Results - 1st Slush Pile Challenge 2013

The winner of the first 2013 Slush Pile Challenge is Gerald Killingworth.

Anne Clark of Anne Clark Literary Agency set the challenge in April. The challenge was to send in a paragraph pitch for a middle grade novel

We received over 25 entries for this challenge. We sent 15 randomly picked pitches without mentioning the names of the entrants to Anne Clark. We asked Anne to tell us about the entries and how she chose the winning entry.

Thank you for inviting me to judge the first 2013 Slush Pile Challenge. I really enjoyed reading the middle grade paragraph pitches – what a fantastic range of subjects and styles!

I chose The Dead World of Lanthorn Gules as the winner because it succeeded in telling me enough of the plot to engage my interest and gave me a strong sense of the atmosphere and tone of the book.

I also liked the way it plunged straight into the story, leaving the hard sell until the end.

The most successful pitches really homed in on the elements of the story which were original, intriguing or exciting, without reaching for too many abstractions. 

They included enough detail to convey the flavour of the book as well as the plot. But I do know how hard it is to find the perfect balance between ‘too general’ and ‘too much detail’ and to boil down tens of thousands of your carefully honed words to just a few lines – so congratulations to all entrants!

Words & Pictures
First Slushpile Challenge Winner!
We asked Gerald Killingworth about his experience of taking part in the competition and about meeting Anne Clark.

"I have only been a SCBWI member for a few months and so I was delighted when I heard that I had won the first Slush Pile Challenge of 2013. 

For many years I was an English teacher and unable to give my full attention to my writing; it’s difficult when your head is full of ‘Will you please sit down.’ and ‘Who drew that on my whiteboard?’ Joining SCBWI was an important step in my becoming a ‘serious’ writer and I have been very grateful for the tips of the trade that I have picked up at the socials and the Saturday goal-setting brunches.

When composing my paragraph for the Slushpile Challenge, I decided to write it about a supernatural novel for 9-12 year-olds that I have just begun. I am currently three chapters in with the synopsis more-or-less complete.

I chose to write as if I were a publisher’s publicist, trying to make the story as appealing as possible to the target readers and also to their parents who are the ones likely to be buying the book.

I divided my paragraph into three sections, the first giving some of the most unusual/dramatic details of the story, the second suggesting that the atmosphere was exciting and spooky and the third saying, basically, ‘It’s fantastic for the following reasons.’

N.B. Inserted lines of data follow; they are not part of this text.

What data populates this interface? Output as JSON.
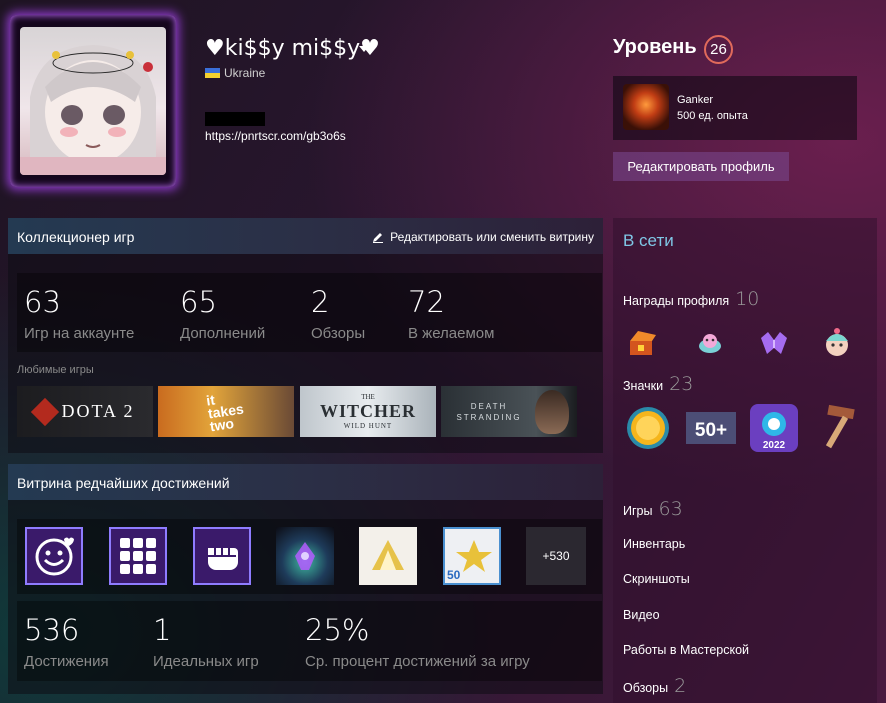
{
  "profile": {
    "name": "♥ki$$y mi$$y♥",
    "country": "Ukraine",
    "link": "https://pnrtscr.com/gb3o6s"
  },
  "level": {
    "label": "Уровень",
    "value": "26",
    "xp_name": "Ganker",
    "xp_value": "500 ед. опыта",
    "edit_profile": "Редактировать профиль"
  },
  "collector": {
    "title": "Коллекционер игр",
    "edit": "Редактировать или сменить витрину",
    "stats": [
      {
        "num": "63",
        "label": "Игр на аккаунте"
      },
      {
        "num": "65",
        "label": "Дополнений"
      },
      {
        "num": "2",
        "label": "Обзоры"
      },
      {
        "num": "72",
        "label": "В желаемом"
      }
    ],
    "fav_label": "Любимые игры",
    "games": {
      "dota": "DOTA 2",
      "itt_1": "it",
      "itt_2": "takes",
      "itt_3": "two",
      "witcher_1": "THE",
      "witcher_2": "WITCHER",
      "witcher_3": "WILD HUNT",
      "ds_1": "DEATH",
      "ds_2": "STRANDING"
    }
  },
  "achievements": {
    "title": "Витрина редчайших достижений",
    "more": "+530",
    "badge50": "50",
    "stats": [
      {
        "num": "536",
        "label": "Достижения"
      },
      {
        "num": "1",
        "label": "Идеальных игр"
      },
      {
        "num": "25%",
        "label": "Ср. процент достижений за игру"
      }
    ]
  },
  "sidebar": {
    "online": "В сети",
    "awards_label": "Награды профиля",
    "awards_count": "10",
    "badges_label": "Значки",
    "badges_count": "23",
    "badge_50": "50+",
    "badge_2022": "2022",
    "games_label": "Игры",
    "games_count": "63",
    "inventory": "Инвентарь",
    "screenshots": "Скриншоты",
    "video": "Видео",
    "workshop": "Работы в Мастерской",
    "reviews_label": "Обзоры",
    "reviews_count": "2"
  },
  "colors": {
    "accent_online": "#7fc7e6",
    "level_ring": "#e06a5b",
    "achievement_border": "#8f7cff"
  }
}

Anne Clark and I finally met at the Wellcome Collection café in Euston Road. She had come down from Cambridge for the meeting and we talked for over an hour, not simply the half-hour promised as the prize. Anne had even taken the trouble to buy the ebook version of Lord of the Silver Hand and read it on her kindle on the journey to London. Winning the Slush Pile Challenge was really useful for the time factor alone, as un-agented authors become very used to not having the opportunity to present themselves and their work as fully as they would like.

Anne and I talked mostly about the book which was the subject of my winning paragraph. I had sent her four chapters prior to our meeting and we discussed in detail what I planned to do with the rest of the story. She had obviously read the chapters carefully and the discussion was a helpful one.

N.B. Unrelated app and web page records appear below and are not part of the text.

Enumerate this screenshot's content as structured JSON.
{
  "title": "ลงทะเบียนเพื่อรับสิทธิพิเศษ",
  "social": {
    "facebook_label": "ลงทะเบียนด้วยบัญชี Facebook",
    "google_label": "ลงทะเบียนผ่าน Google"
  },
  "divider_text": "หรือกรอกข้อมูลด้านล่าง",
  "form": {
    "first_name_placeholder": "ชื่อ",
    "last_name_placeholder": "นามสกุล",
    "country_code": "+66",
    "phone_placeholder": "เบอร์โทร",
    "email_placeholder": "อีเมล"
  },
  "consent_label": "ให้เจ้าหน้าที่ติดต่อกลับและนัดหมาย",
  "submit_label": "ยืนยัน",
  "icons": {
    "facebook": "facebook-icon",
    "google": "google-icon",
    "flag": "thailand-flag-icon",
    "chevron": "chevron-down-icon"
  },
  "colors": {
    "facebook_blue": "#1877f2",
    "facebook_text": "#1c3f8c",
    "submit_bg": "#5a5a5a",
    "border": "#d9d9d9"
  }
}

For example, Anne suggested that I increase the age of Edwin, the central character, to twelve as she feels that 9-12 year-old readers prefer their protagonists older rather than younger.

We also talked about possible publishers and markets. Anne seemed very enthusiastic about the book and, although she did not make me an offer of representation then and there, she explained, quite reasonably, that she needed to see whether she liked the rest of the book as much as she liked the beginning.

I plan to finish the novel over the summer and it is heartening to know that, when it is complete, I have an agent keen to read it. So it’s up to me to be as brilliant as I can! Thanks again to the SCBWI organisers of the Slush Pile Challenge and to Anne Clark.

I feel that I have jumped quite a few places in the queue that leads to publication and success.


  1. It sounds great - what was the winning pitch, though?

    1. Anne and I felt that it would not be a good idea to give away the plot of the book before I have finished writing it. This is why we have concentrated on the structure of my paragraph in general terms. In the happy event of 'The Dead World of Lanthorn Ghules' being accepted by a publisher, I shall be delighted to print the paragraph pre-publication. Gerald Killingworth

    2. I wish you lots of luck Gerald! It's such an intriguing title alone.

  2. Congrats Gerald, it sounds like a very helpful meeting - yay for SCBWI!

  3. Congratulations from me too. Sounds like a very useful meeting.


We love comments and really appreciate the time it takes to leave one.
Interesting and pithy reactions to a post are brilliant but we also LOVE it when people just say they've read and enjoyed.
We've made it easy to comment by losing the 'are you human?' test, which means we get a lot of spam. Fortunately, Blogger recognises these, so most, if not all, anonymous comments are deleted without reading.

Words & Pictures is the Online Magazine of SCBWI British Isles. Powered by Blogger.